tarnishing our chins, and later,
we couldn't explain just what it was we had done.

But we had cracked the dreams of conquistadors
between bicuspids. We dug out wealth
with toothpicks. Rivulets of geological honey
tumbled down our throats,
and every motion of our bodies became precious.

 

 

 

 

 

Stovetop Dream

Steam climbs out of the kettle with its thirty-odd limbs,
leaves hot blue whips of condensation down the sides. I ask,
what do you think you're doing, and it says, terribly sorry.
But I have an appointment elsewhere. I am having

lunch with my cousin, who is the smell before a thunderstorm
hanging over you like a canyon wall.
Its voice leans.
For water vapor, it is very polite, and so I do not begrudge
its going. But now I am left with cooling water and a handheld

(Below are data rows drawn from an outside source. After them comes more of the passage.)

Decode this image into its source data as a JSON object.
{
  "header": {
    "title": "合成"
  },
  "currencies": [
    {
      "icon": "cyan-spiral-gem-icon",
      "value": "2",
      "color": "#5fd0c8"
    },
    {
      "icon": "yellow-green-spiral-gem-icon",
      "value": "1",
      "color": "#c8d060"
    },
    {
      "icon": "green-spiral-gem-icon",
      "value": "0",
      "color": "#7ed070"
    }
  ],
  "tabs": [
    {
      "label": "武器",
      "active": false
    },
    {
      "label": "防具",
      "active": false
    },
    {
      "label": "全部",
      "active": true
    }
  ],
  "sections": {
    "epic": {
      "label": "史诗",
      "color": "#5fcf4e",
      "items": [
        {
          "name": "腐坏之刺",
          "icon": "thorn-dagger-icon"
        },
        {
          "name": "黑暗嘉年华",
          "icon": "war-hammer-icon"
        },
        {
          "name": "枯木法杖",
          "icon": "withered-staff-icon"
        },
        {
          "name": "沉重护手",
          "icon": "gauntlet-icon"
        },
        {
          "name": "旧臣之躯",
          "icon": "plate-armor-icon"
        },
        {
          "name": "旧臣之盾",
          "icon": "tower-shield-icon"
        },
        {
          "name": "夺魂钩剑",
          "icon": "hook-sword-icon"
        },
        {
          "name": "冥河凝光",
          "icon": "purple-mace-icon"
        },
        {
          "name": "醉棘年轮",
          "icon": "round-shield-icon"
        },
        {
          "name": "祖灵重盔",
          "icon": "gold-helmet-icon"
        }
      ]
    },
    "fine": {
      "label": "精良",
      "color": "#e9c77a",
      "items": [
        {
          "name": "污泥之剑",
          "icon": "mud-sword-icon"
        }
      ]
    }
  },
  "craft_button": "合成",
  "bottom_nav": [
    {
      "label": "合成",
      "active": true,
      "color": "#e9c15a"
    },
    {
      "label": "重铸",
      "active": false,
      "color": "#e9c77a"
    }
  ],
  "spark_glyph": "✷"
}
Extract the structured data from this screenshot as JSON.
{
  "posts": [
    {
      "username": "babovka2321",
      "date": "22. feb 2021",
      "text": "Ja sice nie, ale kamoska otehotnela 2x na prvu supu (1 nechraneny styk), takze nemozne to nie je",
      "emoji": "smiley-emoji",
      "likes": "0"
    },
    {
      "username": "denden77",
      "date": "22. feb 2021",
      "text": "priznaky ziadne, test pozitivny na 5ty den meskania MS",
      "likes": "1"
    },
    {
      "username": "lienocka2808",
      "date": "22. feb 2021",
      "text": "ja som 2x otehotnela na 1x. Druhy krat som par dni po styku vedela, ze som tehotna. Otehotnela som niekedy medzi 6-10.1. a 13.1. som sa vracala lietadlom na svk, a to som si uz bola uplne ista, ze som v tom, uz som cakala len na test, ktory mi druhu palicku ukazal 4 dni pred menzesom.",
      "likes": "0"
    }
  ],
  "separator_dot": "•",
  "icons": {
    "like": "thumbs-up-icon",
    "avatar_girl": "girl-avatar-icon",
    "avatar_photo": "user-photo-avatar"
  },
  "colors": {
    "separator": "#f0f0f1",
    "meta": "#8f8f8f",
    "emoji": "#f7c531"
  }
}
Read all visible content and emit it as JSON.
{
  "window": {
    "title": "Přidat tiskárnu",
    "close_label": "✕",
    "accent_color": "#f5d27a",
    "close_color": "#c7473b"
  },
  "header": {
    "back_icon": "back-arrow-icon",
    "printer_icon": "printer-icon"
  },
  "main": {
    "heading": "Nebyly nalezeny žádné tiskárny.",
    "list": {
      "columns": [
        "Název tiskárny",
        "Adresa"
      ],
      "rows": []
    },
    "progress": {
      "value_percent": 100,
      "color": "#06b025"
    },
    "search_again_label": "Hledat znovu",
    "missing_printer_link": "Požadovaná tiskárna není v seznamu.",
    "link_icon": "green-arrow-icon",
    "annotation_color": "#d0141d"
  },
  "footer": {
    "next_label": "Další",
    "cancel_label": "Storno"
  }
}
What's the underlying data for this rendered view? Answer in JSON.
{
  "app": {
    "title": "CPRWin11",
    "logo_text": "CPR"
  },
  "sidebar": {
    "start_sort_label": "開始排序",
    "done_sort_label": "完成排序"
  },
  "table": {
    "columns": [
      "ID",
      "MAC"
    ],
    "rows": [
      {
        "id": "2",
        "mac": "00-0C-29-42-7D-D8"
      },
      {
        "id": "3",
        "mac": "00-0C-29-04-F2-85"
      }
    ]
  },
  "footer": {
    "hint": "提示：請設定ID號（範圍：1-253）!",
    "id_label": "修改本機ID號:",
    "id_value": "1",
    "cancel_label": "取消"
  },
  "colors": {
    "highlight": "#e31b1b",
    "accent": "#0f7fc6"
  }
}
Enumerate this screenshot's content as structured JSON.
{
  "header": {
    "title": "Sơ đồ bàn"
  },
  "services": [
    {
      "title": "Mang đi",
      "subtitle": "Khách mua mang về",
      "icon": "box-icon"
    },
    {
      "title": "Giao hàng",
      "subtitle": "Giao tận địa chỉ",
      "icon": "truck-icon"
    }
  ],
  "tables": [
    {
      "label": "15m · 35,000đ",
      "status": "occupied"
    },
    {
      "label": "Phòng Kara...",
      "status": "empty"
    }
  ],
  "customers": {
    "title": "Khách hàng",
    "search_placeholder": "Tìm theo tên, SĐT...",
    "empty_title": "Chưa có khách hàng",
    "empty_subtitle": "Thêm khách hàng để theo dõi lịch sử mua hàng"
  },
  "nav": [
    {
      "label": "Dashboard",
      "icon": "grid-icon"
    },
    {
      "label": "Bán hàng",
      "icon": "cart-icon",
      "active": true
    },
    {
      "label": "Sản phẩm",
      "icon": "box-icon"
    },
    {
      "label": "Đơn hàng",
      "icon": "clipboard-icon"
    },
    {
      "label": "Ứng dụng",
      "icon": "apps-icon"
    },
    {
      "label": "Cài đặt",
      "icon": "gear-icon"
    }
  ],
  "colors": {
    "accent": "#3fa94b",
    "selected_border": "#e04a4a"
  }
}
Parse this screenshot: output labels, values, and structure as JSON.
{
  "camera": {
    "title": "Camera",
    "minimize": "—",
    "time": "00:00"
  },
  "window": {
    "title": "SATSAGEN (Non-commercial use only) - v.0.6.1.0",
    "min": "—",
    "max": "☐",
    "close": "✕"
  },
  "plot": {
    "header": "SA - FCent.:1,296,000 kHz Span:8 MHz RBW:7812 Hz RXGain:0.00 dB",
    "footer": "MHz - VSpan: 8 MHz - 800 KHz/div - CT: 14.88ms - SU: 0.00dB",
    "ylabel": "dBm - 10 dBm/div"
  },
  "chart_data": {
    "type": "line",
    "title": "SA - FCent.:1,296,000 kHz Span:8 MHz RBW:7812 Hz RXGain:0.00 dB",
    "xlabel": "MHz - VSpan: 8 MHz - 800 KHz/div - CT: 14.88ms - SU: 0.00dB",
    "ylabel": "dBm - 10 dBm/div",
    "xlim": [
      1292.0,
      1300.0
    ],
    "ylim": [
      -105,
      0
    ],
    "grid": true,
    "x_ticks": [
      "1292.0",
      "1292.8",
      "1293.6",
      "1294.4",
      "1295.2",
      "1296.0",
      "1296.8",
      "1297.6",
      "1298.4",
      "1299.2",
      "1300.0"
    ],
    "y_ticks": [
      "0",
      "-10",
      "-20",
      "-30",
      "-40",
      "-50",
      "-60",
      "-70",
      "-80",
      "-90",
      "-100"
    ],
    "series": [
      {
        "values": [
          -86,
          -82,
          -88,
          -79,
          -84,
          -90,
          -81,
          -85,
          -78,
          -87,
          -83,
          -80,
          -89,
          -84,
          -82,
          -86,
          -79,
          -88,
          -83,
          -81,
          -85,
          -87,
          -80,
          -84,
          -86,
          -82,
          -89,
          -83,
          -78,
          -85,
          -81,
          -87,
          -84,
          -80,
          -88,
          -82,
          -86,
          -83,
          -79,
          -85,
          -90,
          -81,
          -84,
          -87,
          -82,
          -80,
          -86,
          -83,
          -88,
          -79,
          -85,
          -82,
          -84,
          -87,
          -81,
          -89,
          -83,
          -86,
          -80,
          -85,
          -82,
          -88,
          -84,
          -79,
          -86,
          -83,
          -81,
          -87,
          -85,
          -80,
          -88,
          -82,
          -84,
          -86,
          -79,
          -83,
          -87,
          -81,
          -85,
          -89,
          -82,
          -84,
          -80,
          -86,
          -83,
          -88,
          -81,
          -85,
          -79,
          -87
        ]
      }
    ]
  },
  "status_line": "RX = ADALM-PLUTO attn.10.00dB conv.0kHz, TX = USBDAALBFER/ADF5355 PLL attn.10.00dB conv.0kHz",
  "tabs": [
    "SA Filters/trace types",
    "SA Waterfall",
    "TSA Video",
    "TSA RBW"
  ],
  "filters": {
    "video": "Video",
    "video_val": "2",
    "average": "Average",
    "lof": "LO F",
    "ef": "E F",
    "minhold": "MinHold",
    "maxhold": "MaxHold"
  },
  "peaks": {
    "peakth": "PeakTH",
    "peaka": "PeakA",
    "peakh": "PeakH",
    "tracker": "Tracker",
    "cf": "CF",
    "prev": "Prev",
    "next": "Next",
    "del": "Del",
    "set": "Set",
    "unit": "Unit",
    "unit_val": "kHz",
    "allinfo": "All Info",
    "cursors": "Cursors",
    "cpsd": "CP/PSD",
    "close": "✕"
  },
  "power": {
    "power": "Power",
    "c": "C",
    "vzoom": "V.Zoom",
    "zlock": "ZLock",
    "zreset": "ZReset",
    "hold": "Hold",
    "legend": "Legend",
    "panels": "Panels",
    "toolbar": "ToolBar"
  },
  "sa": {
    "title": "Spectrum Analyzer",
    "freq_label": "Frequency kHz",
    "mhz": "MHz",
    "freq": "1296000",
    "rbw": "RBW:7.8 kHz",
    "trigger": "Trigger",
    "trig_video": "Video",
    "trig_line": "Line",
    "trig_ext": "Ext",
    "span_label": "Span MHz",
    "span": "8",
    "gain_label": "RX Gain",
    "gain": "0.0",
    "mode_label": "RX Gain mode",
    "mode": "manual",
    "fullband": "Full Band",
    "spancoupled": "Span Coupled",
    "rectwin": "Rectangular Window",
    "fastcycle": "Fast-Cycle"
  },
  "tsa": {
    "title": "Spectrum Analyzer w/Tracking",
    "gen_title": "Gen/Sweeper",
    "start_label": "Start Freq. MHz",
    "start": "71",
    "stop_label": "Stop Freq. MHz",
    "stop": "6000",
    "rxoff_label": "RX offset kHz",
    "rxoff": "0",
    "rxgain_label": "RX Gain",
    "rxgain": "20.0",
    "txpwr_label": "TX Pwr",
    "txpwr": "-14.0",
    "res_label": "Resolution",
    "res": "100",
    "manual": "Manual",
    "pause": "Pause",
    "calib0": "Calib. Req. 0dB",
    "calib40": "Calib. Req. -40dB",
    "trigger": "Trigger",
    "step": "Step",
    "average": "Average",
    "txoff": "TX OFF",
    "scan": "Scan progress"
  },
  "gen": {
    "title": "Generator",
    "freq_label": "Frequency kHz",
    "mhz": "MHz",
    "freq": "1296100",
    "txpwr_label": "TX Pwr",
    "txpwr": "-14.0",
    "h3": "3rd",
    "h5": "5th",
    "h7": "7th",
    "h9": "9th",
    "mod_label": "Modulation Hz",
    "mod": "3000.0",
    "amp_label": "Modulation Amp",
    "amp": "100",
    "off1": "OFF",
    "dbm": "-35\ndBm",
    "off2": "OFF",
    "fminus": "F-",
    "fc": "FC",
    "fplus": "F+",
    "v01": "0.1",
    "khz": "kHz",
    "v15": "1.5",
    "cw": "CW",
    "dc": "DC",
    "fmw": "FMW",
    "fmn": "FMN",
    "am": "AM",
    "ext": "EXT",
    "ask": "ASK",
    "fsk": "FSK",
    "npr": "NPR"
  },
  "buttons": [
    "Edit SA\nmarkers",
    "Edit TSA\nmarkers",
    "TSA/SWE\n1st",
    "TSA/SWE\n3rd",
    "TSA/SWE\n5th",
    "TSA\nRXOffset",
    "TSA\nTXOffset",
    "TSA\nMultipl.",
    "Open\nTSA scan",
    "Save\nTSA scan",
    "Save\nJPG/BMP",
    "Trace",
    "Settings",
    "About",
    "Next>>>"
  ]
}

ceramic well with a teabag child at the bottom, dissolute, dry.
Memories of steam give the water just a bit of heat. But
it does nothing but make darjeeling uncomfortable.
I am sorry about this, I say, for so many things. My cravings.

The fickleness of thermodynamics. Tepidity. The teabag only
moans a long hollow eeee and I can't tell what it's letting out.
Maybe its own dreams; maybe confessions; maybe we
are one long chain of apologies, the steam, the tea, and me.

 

 

  

 

 

The Lunar Eclipse

 

We watch them hoist the moon up from the basement

with arm-thick ropes. She leaves furrows in the sky,

deep wounds that vanish beneath a swift nightrise

where Betelgeuse rolls like a red marble

and the Pleiades can hide all their sisterhood.

They draw the moon behind their chariots to the peak.

She teeters. She topples from an impossible height.

Our throats have grown hoarse in the cold with waiting

and singing the name of Luna. She is

immersing herself in a bath of carved shadows,

blushing a demure, desert pink.

We cannot call her disloyal for a

well-deserved break: this is no slight against our need

for illumination across the dumbfounded world.

This is her stepping out for a cigarette. This is

when everyone ought to be asleep,

and it’s us with our cloaks and daggers and candles

bothering about her journeys.

She squeezes her big body behind that blood-rose veil

to get a little bit of privacy from her glaring companions.

Once in a while, she tires of sunchasing.

Her decisions are the engine of change: and when she

declares her intermission, we applaud and murmur,

what a performance this is so far.

 

 

Joseph Harker is the pseudonym of a vagrant twentysomething from the East Coast of the US. When not wandering from city to city and getting up to mischief, he writes poems whenever he can. You can see his work in both print and online journals, such as Bolts of Silk, Ganymede, and Qarrtsiluni, but it's easiest to find him at his blog, http://namingconstellations.wordpress.com. So far, his summer has been all right.

Copyright 2011  Chantarelle's Notebook